■ **RECORDS PROVIDED**:
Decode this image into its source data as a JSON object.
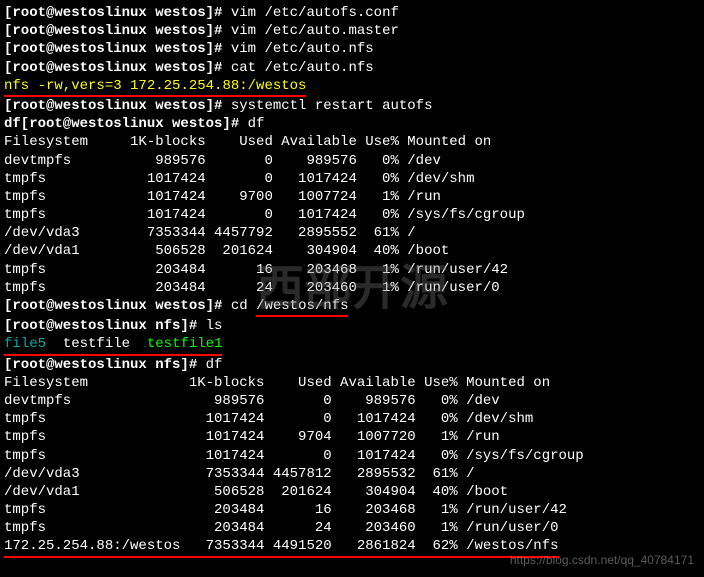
{
  "prompt1": "[root@westoslinux westos]# ",
  "prompt2": "[root@westoslinux nfs]# ",
  "prompt_df": "df[root@westoslinux westos]# ",
  "cmds": {
    "c1": "vim /etc/autofs.conf",
    "c2": "vim /etc/auto.master",
    "c3": "vim /etc/auto.nfs",
    "c4": "cat /etc/auto.nfs",
    "c5": "systemctl restart autofs",
    "c6": "df",
    "c7_pre": "cd ",
    "c7_arg": "/westos/nfs",
    "c8": "ls",
    "c9": "df"
  },
  "nfs_line_pre": "nfs -rw,vers=3 ",
  "nfs_line_ip": "172.25.254.88:/westos",
  "df1": {
    "header": "Filesystem     1K-blocks    Used Available Use% Mounted on",
    "rows": [
      "devtmpfs          989576       0    989576   0% /dev",
      "tmpfs            1017424       0   1017424   0% /dev/shm",
      "tmpfs            1017424    9700   1007724   1% /run",
      "tmpfs            1017424       0   1017424   0% /sys/fs/cgroup",
      "/dev/vda3        7353344 4457792   2895552  61% /",
      "/dev/vda1         506528  201624    304904  40% /boot",
      "tmpfs             203484      16    203468   1% /run/user/42",
      "tmpfs             203484      24    203460   1% /run/user/0"
    ]
  },
  "ls_output": {
    "f1": "file5",
    "f2": "testfile",
    "f3": "testfile1"
  },
  "df2": {
    "header": "Filesystem            1K-blocks    Used Available Use% Mounted on",
    "rows": [
      "devtmpfs                 989576       0    989576   0% /dev",
      "tmpfs                   1017424       0   1017424   0% /dev/shm",
      "tmpfs                   1017424    9704   1007720   1% /run",
      "tmpfs                   1017424       0   1017424   0% /sys/fs/cgroup",
      "/dev/vda3               7353344 4457812   2895532  61% /",
      "/dev/vda1                506528  201624    304904  40% /boot",
      "tmpfs                    203484      16    203468   1% /run/user/42",
      "tmpfs                    203484      24    203460   1% /run/user/0"
    ],
    "last": "172.25.254.88:/westos   7353344 4491520   2861824  62% /westos/nfs"
  },
  "watermark": "西部开源",
  "watermark_small": "https://blog.csdn.net/qq_40784171"
}
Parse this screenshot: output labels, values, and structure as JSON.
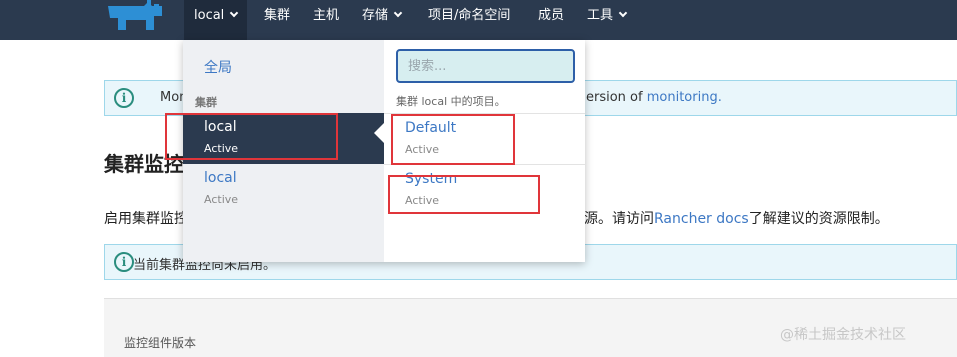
{
  "nav": {
    "cluster_selector": "local",
    "items": [
      "集群",
      "主机",
      "存储",
      "项目/命名空间",
      "成员",
      "工具"
    ]
  },
  "banner1": {
    "text_left": "Mon",
    "text_right": "ersion of",
    "link": "monitoring."
  },
  "page": {
    "heading": "集群监控",
    "description_left": "启用集群监控",
    "description_right_prefix": "源。请访问",
    "description_link": "Rancher docs",
    "description_right_suffix": "了解建议的资源限制。"
  },
  "banner2": {
    "text": "当前集群监控尚未启用。"
  },
  "panel": {
    "label": "监控组件版本"
  },
  "dropdown": {
    "global_label": "全局",
    "cluster_section_label": "集群",
    "clusters": [
      {
        "name": "local",
        "state": "Active",
        "selected": true
      },
      {
        "name": "local",
        "state": "Active",
        "selected": false
      }
    ],
    "search_placeholder": "搜索...",
    "projects_label": "集群 local 中的项目。",
    "projects": [
      {
        "name": "Default",
        "state": "Active"
      },
      {
        "name": "System",
        "state": "Active"
      }
    ]
  },
  "watermark": "@稀土掘金技术社区",
  "colors": {
    "nav_bg": "#2b3a4f",
    "accent": "#3d78c4",
    "highlight_box": "#e0353a",
    "info_bg": "#e9f6fb"
  }
}
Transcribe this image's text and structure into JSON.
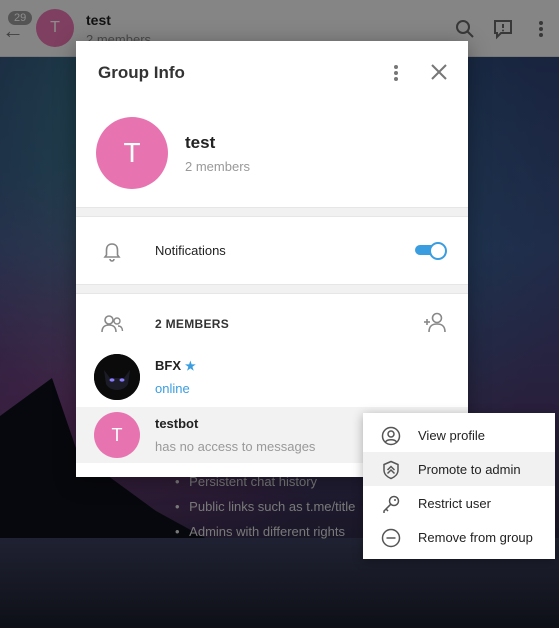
{
  "header": {
    "badge": "29",
    "avatar_letter": "T",
    "title": "test",
    "subtitle": "2 members"
  },
  "background_bullets": [
    "Persistent chat history",
    "Public links such as t.me/title",
    "Admins with different rights"
  ],
  "dialog": {
    "title": "Group Info",
    "group": {
      "avatar_letter": "T",
      "name": "test",
      "member_count": "2 members"
    },
    "notifications": {
      "label": "Notifications",
      "enabled": true
    },
    "members": {
      "heading": "2 MEMBERS",
      "list": [
        {
          "name": "BFX",
          "status": "online",
          "status_color": "#3a9de0",
          "is_owner": true
        },
        {
          "name": "testbot",
          "avatar_letter": "T",
          "status": "has no access to messages",
          "status_color": "#999999"
        }
      ]
    }
  },
  "context_menu": {
    "items": [
      {
        "label": "View profile",
        "icon": "user-circle-icon"
      },
      {
        "label": "Promote to admin",
        "icon": "shield-up-icon"
      },
      {
        "label": "Restrict user",
        "icon": "key-icon"
      },
      {
        "label": "Remove from group",
        "icon": "minus-circle-icon"
      }
    ]
  },
  "colors": {
    "accent": "#3a9de0",
    "avatar_pink": "#e774b0"
  }
}
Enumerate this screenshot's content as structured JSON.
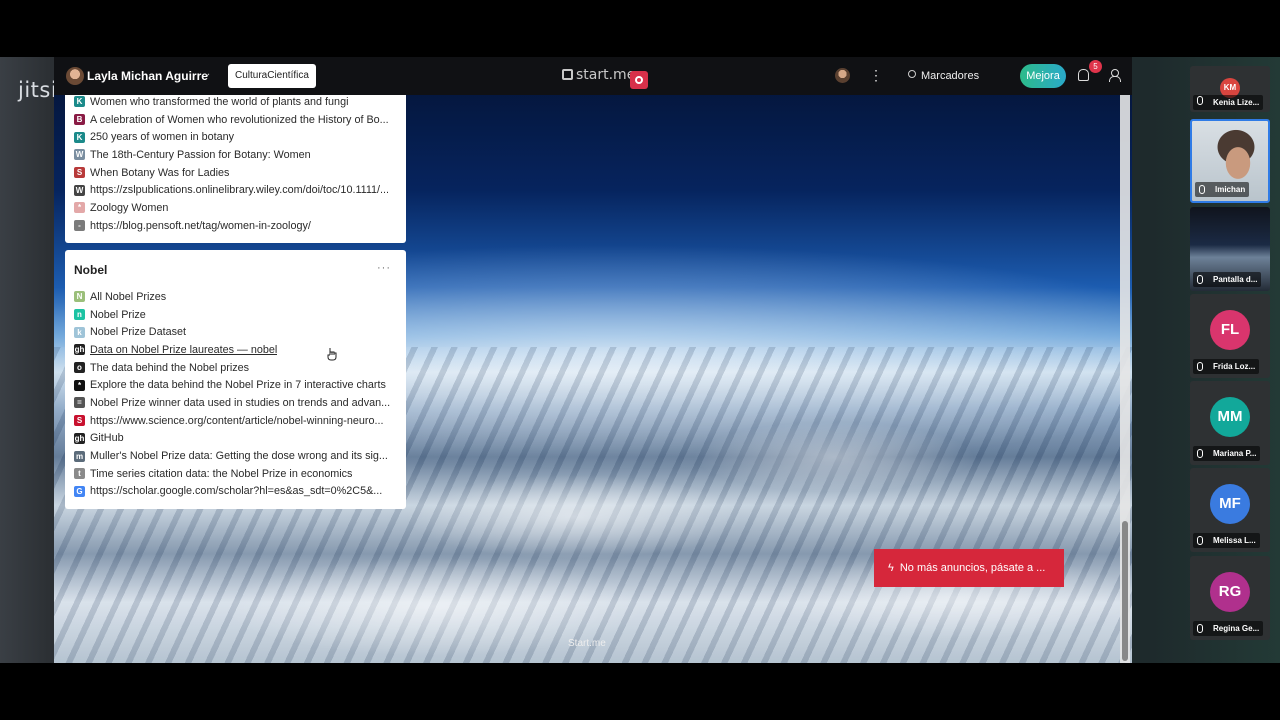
{
  "app": {
    "jitsi_logo": "jitsi"
  },
  "topbar": {
    "user_name": "Layla Michan Aguirre",
    "page_button": "CulturaCientífica",
    "logo": "start.me",
    "search_label": "Marcadores",
    "upgrade_label": "Mejora",
    "notification_count": "5"
  },
  "widget_top": {
    "items": [
      {
        "label": "Women who transformed the world of plants and fungi",
        "icon": "K",
        "color": "#1b8a8a"
      },
      {
        "label": "A celebration of Women who revolutionized the History of Bo...",
        "icon": "B",
        "color": "#8a1b45"
      },
      {
        "label": "250 years of women in botany",
        "icon": "K",
        "color": "#1b8a8a"
      },
      {
        "label": "The 18th-Century Passion for Botany: Women",
        "icon": "W",
        "color": "#7a8ea0"
      },
      {
        "label": "When Botany Was for Ladies",
        "icon": "S",
        "color": "#b83a3a"
      },
      {
        "label": "https://zslpublications.onlinelibrary.wiley.com/doi/toc/10.1111/...",
        "icon": "W",
        "color": "#444444"
      },
      {
        "label": "Zoology Women",
        "icon": "*",
        "color": "#e3a8a8"
      },
      {
        "label": "https://blog.pensoft.net/tag/women-in-zoology/",
        "icon": "-",
        "color": "#7b7b7b"
      }
    ]
  },
  "widget_nobel": {
    "title": "Nobel",
    "menu": "···",
    "items": [
      {
        "label": "All Nobel Prizes",
        "icon": "N",
        "color": "#9bbf7a"
      },
      {
        "label": "Nobel Prize",
        "icon": "n",
        "color": "#1cc3a3"
      },
      {
        "label": "Nobel Prize Dataset",
        "icon": "k",
        "color": "#9fc4d8"
      },
      {
        "label": "Data on Nobel Prize laureates — nobel",
        "icon": "gh",
        "color": "#222222"
      },
      {
        "label": "The data behind the Nobel prizes",
        "icon": "o",
        "color": "#222222"
      },
      {
        "label": "Explore the data behind the Nobel Prize in 7 interactive charts",
        "icon": "*",
        "color": "#111111"
      },
      {
        "label": "Nobel Prize winner data used in studies on trends and advan...",
        "icon": "=",
        "color": "#555555"
      },
      {
        "label": "https://www.science.org/content/article/nobel-winning-neuro...",
        "icon": "S",
        "color": "#c8102e"
      },
      {
        "label": "GitHub",
        "icon": "gh",
        "color": "#222222"
      },
      {
        "label": "Muller's Nobel Prize data: Getting the dose wrong and its sig...",
        "icon": "m",
        "color": "#5b6b7a"
      },
      {
        "label": "Time series citation data: the Nobel Prize in economics",
        "icon": "t",
        "color": "#8a8a8a"
      },
      {
        "label": "https://scholar.google.com/scholar?hl=es&as_sdt=0%2C5&...",
        "icon": "G",
        "color": "#4285f4"
      }
    ]
  },
  "ad_button": "No más anuncios, pásate a ...",
  "footer": "Start.me",
  "participants": [
    {
      "initials": "KM",
      "name": "Kenia Lize...",
      "color": "#d9453f"
    },
    {
      "initials": "",
      "name": "lmichan",
      "color": ""
    },
    {
      "initials": "",
      "name": "Pantalla d...",
      "color": ""
    },
    {
      "initials": "FL",
      "name": "Frida Loz...",
      "color": "#d9356d"
    },
    {
      "initials": "MM",
      "name": "Mariana P...",
      "color": "#12a89a"
    },
    {
      "initials": "MF",
      "name": "Melissa L...",
      "color": "#3a7be0"
    },
    {
      "initials": "RG",
      "name": "Regina Ge...",
      "color": "#b0308d"
    }
  ]
}
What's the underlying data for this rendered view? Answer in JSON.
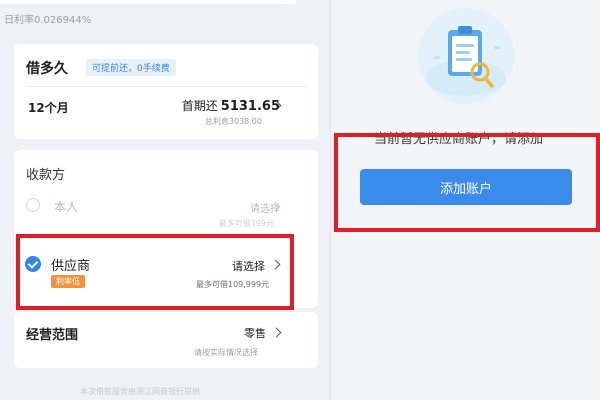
{
  "daily_rate": "日利率0.026944%",
  "borrow": {
    "title": "借多久",
    "badge": "可提前还，0手续费",
    "term": "12个月",
    "first_repay_label": "首期还",
    "first_repay_amount": "5131.65",
    "total_interest": "总利息3038.00"
  },
  "payee": {
    "title": "收款方",
    "self_label": "本人",
    "self_select": "请选择",
    "self_limit": "最多可借199元",
    "supplier_label": "供应商",
    "supplier_tag": "利率低",
    "supplier_select": "请选择",
    "supplier_limit": "最多可借109,999元"
  },
  "scope": {
    "title": "经营范围",
    "value": "零售",
    "hint": "请按实际情况选择"
  },
  "footer_note": "本次借款服务由浙江网商银行提供",
  "right": {
    "empty_text": "当前暂无供应商账户，请添加",
    "add_button": "添加账户"
  },
  "colors": {
    "accent": "#3b8beb",
    "highlight": "#dd1f27",
    "tag": "#f09440"
  }
}
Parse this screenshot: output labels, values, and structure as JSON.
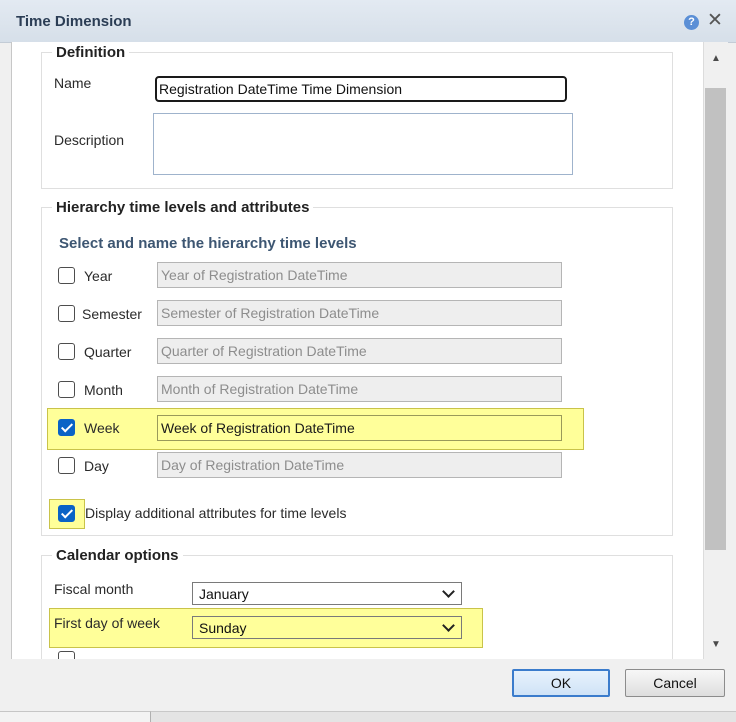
{
  "window": {
    "title": "Time Dimension"
  },
  "definition": {
    "legend": "Definition",
    "name_label": "Name",
    "name_value": "Registration DateTime Time Dimension",
    "description_label": "Description",
    "description_value": ""
  },
  "hierarchy": {
    "legend": "Hierarchy time levels and attributes",
    "subheading": "Select and name the hierarchy time levels",
    "levels": [
      {
        "label": "Year",
        "value": "Year of Registration DateTime",
        "checked": false
      },
      {
        "label": "Semester",
        "value": "Semester of Registration DateTime",
        "checked": false
      },
      {
        "label": "Quarter",
        "value": "Quarter of Registration DateTime",
        "checked": false
      },
      {
        "label": "Month",
        "value": "Month of Registration DateTime",
        "checked": false
      },
      {
        "label": "Week",
        "value": "Week of Registration DateTime",
        "checked": true
      },
      {
        "label": "Day",
        "value": "Day of Registration DateTime",
        "checked": false
      }
    ],
    "additional_attributes_label": "Display additional attributes for time levels",
    "additional_attributes_checked": true
  },
  "calendar": {
    "legend": "Calendar options",
    "fiscal_month_label": "Fiscal month",
    "fiscal_month_value": "January",
    "first_day_label": "First day of week",
    "first_day_value": "Sunday"
  },
  "buttons": {
    "ok": "OK",
    "cancel": "Cancel"
  },
  "colors": {
    "highlight": "#ffff99",
    "checkbox_checked": "#0a63c6"
  },
  "icons": [
    "help-icon",
    "close-icon",
    "scroll-up-arrow-icon",
    "scroll-down-arrow-icon",
    "chevron-down-icon"
  ]
}
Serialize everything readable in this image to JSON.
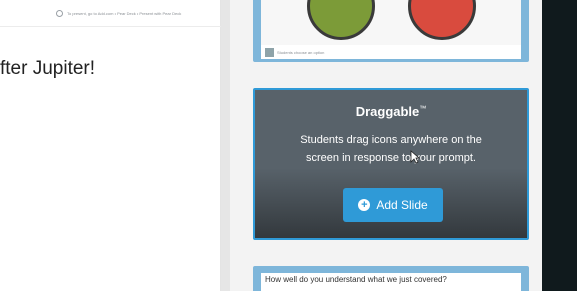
{
  "left_panel": {
    "topbar_text": "To present, go to Add.com • Pear Deck • Present with Pear Deck",
    "slide_title": "fter Jupiter!"
  },
  "gallery": {
    "top_card": {
      "caption": "Students choose an option"
    },
    "draggable_card": {
      "title": "Draggable",
      "trademark": "™",
      "description_line1": "Students drag icons anywhere on the",
      "description_line2": "screen in response to your prompt.",
      "add_slide_label": "Add Slide"
    },
    "bottom_card": {
      "question": "How well do you understand what we just covered?"
    }
  },
  "colors": {
    "accent": "#2f9ad7",
    "card_frame": "#7eb6da",
    "card_dark": "#58626a",
    "right_panel": "#101a1d",
    "green": "#7c9b38",
    "red": "#d94b3e"
  },
  "icons": [
    "info-icon",
    "plus-icon",
    "cursor-icon"
  ]
}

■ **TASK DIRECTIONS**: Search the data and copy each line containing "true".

■ **RESPONSE TO THE EXERCISE**:
        "selected": true
      "enabled": true
          "is_owner": true
        "checked": true
    "additional_attributes_checked": true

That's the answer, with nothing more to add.